Normally, I spurn picture books written by celebrities, be they actors or royalty or what have you. If it’s a person in the headlines, I quite assume they could not possibly write a worthy picture book. The only exception on my shelves, I believe (and I realize there are other exceptions! Feel free to leave titles in the comments.) is The Sandwich Swap by Her Majesty Queen Rania Al Abdullah with Kelly Depucchio, illustrated by Tricia Tusa.
I adore this book and have read it to many groups of kids. It’s about two best friends, Salma and Lily, who do most everything together — they draw, they swing, they jump rope. And every day they eat lunch together — Lilly always has a peanut butter and jelly sandwich on squishy white bread, and Salma always has a hummus sandwich on pita bread. Secretly, they each find their friend’s choice of sandwich mystifying. Gooey peanut paste? Ew Gross! Icky chickpea paste? Ew yuck! But they don’t say this to each other.
Until one day they do. Lily blurts out her feelings about Salma’s sandwich.

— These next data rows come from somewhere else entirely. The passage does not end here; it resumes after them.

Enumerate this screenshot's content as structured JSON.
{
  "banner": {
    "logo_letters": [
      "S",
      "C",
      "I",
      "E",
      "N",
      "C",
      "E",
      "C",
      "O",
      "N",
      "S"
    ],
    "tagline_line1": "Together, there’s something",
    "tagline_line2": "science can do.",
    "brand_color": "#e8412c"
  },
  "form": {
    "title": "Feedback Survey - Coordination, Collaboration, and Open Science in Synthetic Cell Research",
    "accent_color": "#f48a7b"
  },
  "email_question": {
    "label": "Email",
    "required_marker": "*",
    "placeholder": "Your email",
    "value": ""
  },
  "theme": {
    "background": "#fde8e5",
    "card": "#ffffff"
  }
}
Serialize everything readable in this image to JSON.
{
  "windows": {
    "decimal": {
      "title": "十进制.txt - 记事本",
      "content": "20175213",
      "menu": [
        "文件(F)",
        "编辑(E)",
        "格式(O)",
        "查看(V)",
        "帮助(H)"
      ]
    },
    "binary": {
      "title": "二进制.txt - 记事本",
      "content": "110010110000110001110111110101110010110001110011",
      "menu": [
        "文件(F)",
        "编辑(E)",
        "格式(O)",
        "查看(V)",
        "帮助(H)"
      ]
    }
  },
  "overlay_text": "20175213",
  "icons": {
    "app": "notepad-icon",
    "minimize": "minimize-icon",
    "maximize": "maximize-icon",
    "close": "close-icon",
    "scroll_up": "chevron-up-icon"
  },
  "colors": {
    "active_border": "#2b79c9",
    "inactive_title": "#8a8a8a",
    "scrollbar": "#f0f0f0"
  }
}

Salma frowned. She looked down at the thin, soft bread, and she thought of her beautiful, smiling mother as she carefully cut Salma’s sandwich in two neat halves that morning.
The next line is the most brilliant in the book, I think: Her hurt feelings turned to mad.
Isn’t that how it goes? Once, when I read this in story time a little boy smacked his forehead with his hands and said, “Oh no!”
Oh no, is right — Salma snaps back with hurtful words about the grossness and offensive smell of Lily’s sandwich.
Lily looked surprised. She sniffed the thick, squishy bread, and she thought of her dad in his silly apron, whistling as he cut Lily’s sandwich into two perfect triangles that morning.
Well, the disagreement is personal and hurtful, and the friends part ways after a few more hurtful exchanges. No more picture drawing, swinging, and jump roping. They don’t eat together, they don’t talk…and the pictures are exquisite — two deflated girls without their best friend.
Meanwhile…the story spread and everyone in the lunchroom began to choose sides around the peanut butter and hummus sandwiches.
Pretty soon the rude insults had nothing at all to do with peanut butter or hummus.
“That’s so dumb!” said one outraged girl I was reading to. I nodded vaguely and turned the page to the two-page spread of a food fight right there in the lunchroom. “See!” said the girl. She held her head as if she had the worst headache.
This is how wars start, people! Interestingly, every time I look for this book on my shelf I’m looking for the title “The Sandwich War” and am then reminded that the actual title is more…peaceful. As is the book in the end.
Salma and Lily come to their senses as pudding cups and carrot sticks whip past their heads. They’re required to help clean up the mess and they’re sent to the principal’s office, as well. Again, the illustrations carry the feelings — two small girls, made smaller by all that has happened.
The next day, brave Salma sits down across from Lily at lunch. In return, Lily works up the courage to ask Salma if she’d like to try her peanut butter and jelly sandwich. A swap occurs, as well as glad exclamations of the yumminess of each others sandwiches.
The girls hatch a plan, which is depicted entirely in a gorgeous pull-out three page spread.
When I read this to kids, we looks at all the flags and try to identify them. We wonder what food was brought to represent each country. I’ve always wanted to have such a potluck after the book, but although I’ve been to such potlucks, I never seem to have the book with me at the right time. Perhaps I just need to carry it around in my purse… Or create such an event!